- Supplied records -
==================================================
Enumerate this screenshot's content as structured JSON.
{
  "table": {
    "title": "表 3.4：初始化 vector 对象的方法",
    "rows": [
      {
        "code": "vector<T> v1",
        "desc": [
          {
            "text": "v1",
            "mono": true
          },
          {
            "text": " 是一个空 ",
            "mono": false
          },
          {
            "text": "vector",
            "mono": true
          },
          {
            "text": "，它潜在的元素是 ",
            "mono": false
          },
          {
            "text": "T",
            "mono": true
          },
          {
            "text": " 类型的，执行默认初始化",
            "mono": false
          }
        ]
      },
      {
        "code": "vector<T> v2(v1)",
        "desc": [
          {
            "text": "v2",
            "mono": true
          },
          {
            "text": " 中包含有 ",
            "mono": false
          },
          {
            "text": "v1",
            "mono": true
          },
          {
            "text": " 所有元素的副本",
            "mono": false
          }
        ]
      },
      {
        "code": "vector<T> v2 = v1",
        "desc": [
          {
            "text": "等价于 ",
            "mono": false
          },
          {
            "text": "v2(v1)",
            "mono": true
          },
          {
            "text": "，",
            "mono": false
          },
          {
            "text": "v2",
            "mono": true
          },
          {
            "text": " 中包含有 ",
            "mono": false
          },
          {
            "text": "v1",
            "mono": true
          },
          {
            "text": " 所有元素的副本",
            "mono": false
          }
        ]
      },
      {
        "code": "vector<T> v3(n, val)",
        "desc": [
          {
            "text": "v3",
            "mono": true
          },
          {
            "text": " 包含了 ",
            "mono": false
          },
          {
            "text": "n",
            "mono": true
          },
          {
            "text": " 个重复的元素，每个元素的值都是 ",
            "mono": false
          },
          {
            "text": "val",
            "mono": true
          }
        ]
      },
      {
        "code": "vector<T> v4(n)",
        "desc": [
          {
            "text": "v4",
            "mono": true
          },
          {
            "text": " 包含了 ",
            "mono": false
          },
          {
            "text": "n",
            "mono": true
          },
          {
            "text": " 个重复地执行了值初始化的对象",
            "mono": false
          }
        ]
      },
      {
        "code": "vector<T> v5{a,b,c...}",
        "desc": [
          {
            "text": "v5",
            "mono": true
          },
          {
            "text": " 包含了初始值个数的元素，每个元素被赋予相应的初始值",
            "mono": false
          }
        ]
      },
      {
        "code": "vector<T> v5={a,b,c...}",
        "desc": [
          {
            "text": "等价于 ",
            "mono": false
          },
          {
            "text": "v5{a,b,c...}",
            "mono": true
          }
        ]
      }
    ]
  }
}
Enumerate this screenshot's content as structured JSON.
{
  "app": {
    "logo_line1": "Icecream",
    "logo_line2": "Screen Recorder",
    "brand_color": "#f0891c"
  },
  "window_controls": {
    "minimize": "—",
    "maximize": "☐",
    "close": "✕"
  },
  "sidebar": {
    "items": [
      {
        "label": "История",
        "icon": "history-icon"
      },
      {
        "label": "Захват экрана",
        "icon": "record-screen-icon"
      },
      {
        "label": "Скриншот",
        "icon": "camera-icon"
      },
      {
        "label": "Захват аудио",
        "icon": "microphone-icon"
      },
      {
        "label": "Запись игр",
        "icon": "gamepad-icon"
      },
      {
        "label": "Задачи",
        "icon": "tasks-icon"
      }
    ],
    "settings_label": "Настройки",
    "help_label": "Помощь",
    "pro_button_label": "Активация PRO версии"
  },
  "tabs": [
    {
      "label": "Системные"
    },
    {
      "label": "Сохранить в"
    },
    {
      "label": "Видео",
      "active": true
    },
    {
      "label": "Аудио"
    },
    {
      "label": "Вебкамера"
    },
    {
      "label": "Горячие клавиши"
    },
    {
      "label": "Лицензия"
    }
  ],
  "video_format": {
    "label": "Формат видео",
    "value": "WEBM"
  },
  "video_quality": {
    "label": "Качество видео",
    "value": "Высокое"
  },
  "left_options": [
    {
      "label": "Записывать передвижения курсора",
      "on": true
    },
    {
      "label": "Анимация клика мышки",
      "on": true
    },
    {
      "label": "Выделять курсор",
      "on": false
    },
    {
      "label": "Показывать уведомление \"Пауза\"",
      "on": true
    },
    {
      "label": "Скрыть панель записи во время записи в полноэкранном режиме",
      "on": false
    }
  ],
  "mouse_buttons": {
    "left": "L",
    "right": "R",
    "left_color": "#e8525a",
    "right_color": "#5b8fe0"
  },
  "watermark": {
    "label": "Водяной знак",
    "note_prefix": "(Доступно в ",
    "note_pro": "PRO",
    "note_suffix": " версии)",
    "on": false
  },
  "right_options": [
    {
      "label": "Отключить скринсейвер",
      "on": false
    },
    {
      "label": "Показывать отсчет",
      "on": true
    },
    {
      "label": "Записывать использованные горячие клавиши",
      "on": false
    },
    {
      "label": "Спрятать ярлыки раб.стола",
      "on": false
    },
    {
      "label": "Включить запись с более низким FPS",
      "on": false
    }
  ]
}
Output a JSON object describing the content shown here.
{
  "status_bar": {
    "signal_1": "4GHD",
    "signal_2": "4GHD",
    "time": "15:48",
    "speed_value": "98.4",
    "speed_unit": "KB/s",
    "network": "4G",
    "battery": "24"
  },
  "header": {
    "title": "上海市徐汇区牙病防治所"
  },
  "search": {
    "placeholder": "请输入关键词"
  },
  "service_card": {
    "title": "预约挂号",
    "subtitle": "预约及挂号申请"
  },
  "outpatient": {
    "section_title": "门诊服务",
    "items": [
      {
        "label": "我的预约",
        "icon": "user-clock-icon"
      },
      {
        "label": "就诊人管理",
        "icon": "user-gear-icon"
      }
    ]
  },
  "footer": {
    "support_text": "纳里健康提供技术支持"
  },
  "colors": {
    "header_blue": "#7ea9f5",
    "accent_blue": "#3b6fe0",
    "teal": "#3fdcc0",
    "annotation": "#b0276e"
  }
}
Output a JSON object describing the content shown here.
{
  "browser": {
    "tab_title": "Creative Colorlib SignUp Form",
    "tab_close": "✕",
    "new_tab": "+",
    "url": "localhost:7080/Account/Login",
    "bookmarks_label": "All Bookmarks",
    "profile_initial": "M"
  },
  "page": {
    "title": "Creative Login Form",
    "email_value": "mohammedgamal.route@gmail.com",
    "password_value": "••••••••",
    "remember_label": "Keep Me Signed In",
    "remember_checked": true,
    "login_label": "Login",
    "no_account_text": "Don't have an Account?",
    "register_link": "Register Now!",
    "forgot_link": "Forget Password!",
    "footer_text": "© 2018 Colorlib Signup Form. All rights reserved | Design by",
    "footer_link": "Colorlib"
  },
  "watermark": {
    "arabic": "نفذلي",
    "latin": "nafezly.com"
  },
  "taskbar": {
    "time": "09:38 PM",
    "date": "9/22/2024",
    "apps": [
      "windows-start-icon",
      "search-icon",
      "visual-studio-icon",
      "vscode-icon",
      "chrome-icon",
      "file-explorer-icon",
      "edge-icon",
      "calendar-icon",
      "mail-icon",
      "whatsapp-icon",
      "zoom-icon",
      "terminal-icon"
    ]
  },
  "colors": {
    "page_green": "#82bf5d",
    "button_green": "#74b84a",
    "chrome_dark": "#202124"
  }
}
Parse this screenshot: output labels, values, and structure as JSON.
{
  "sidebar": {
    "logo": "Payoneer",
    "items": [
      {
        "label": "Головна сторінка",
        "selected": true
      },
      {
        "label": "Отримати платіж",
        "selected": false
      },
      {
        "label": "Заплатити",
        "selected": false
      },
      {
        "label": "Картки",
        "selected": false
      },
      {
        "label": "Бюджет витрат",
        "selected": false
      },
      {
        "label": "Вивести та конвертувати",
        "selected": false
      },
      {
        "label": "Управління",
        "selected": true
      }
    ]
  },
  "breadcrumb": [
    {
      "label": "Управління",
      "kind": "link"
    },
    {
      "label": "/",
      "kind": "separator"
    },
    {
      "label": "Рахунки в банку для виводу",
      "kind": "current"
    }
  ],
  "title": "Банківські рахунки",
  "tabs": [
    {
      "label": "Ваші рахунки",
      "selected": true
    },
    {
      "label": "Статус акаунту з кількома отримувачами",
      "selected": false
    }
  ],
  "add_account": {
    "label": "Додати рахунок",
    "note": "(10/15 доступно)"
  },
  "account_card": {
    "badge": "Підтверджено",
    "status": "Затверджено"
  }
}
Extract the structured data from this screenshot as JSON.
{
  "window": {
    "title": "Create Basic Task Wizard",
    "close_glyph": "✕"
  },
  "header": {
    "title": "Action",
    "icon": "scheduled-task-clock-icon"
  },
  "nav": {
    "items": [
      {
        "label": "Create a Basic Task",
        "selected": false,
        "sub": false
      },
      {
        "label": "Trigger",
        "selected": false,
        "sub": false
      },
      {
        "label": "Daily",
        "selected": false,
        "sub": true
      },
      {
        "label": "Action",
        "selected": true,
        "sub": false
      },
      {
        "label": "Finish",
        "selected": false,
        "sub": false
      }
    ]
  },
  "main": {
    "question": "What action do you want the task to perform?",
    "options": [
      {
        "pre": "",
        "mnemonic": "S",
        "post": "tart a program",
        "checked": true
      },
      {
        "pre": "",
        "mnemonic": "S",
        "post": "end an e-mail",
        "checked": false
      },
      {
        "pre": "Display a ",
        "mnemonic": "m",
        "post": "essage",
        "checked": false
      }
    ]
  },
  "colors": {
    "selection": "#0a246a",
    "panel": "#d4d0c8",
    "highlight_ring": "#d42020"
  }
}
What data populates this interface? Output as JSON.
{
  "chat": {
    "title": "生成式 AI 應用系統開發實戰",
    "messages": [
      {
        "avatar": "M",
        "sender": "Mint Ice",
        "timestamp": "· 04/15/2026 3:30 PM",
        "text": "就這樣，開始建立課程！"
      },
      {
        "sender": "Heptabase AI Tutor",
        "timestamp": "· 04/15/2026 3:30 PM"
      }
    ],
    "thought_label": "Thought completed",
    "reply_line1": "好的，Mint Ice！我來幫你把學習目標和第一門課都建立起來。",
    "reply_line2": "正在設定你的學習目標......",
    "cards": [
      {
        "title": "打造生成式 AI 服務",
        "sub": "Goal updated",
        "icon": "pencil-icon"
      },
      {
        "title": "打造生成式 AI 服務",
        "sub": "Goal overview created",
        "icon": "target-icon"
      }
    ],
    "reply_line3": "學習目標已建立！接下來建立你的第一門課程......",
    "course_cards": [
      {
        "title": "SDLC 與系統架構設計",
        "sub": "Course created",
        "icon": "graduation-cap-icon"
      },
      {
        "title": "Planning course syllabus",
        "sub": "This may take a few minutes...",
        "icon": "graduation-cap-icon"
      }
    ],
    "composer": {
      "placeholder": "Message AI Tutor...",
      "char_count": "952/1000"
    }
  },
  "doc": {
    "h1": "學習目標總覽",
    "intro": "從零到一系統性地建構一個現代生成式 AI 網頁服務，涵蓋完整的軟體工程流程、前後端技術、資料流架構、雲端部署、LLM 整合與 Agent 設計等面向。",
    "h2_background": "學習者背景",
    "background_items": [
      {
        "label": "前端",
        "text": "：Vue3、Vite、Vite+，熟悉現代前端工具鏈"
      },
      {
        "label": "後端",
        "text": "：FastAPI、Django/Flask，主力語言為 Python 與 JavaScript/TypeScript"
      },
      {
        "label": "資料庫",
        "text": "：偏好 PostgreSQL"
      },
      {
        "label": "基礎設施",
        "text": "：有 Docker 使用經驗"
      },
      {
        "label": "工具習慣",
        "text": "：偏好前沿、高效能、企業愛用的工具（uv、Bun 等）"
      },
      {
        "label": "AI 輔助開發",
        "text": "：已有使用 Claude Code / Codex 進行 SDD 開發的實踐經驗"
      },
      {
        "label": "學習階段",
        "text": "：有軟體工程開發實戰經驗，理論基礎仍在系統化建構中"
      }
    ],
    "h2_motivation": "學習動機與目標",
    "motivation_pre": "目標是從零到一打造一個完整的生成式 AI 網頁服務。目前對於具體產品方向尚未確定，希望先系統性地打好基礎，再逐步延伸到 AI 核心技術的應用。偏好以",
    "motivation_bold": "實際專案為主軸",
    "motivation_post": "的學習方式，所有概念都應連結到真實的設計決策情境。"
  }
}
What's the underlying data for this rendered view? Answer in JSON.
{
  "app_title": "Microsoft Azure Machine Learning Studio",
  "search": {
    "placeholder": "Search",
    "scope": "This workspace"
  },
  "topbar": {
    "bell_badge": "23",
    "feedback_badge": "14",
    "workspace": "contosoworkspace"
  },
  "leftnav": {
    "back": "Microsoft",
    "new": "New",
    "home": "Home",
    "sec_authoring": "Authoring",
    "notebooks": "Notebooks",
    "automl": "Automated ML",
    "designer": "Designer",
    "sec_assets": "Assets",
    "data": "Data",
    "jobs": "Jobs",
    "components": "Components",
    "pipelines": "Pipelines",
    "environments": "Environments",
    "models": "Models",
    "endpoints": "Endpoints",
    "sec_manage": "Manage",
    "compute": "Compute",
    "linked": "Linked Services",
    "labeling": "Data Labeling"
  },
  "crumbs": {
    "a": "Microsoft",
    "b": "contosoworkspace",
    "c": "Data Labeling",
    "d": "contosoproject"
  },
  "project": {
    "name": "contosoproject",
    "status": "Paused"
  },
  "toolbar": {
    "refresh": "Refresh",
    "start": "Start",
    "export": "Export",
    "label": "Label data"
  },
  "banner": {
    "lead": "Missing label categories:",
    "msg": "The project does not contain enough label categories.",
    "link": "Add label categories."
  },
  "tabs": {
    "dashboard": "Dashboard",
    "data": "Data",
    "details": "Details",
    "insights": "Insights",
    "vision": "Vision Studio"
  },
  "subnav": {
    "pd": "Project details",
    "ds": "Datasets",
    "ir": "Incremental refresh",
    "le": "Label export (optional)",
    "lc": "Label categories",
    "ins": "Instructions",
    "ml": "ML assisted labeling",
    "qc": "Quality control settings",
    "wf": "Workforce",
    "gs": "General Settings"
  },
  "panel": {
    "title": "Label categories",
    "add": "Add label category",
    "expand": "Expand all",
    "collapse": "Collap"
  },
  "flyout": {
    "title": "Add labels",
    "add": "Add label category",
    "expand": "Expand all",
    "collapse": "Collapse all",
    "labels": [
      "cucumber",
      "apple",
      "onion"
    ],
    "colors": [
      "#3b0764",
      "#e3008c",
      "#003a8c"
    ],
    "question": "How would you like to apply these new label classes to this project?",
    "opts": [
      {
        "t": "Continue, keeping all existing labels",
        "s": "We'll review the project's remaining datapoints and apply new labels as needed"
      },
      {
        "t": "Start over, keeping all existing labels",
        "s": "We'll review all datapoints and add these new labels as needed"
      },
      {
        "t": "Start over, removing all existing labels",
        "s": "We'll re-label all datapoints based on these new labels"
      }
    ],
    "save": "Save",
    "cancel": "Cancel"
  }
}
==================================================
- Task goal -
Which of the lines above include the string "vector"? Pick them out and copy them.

- Solution -
    "title": "表 3.4：初始化 vector 对象的方法",
        "code": "vector<T> v1",
            "text": "vector",
        "code": "vector<T> v2(v1)",
        "code": "vector<T> v2 = v1",
        "code": "vector<T> v3(n, val)",
        "code": "vector<T> v4(n)",
        "code": "vector<T> v5{a,b,c...}",
        "code": "vector<T> v5={a,b,c...}",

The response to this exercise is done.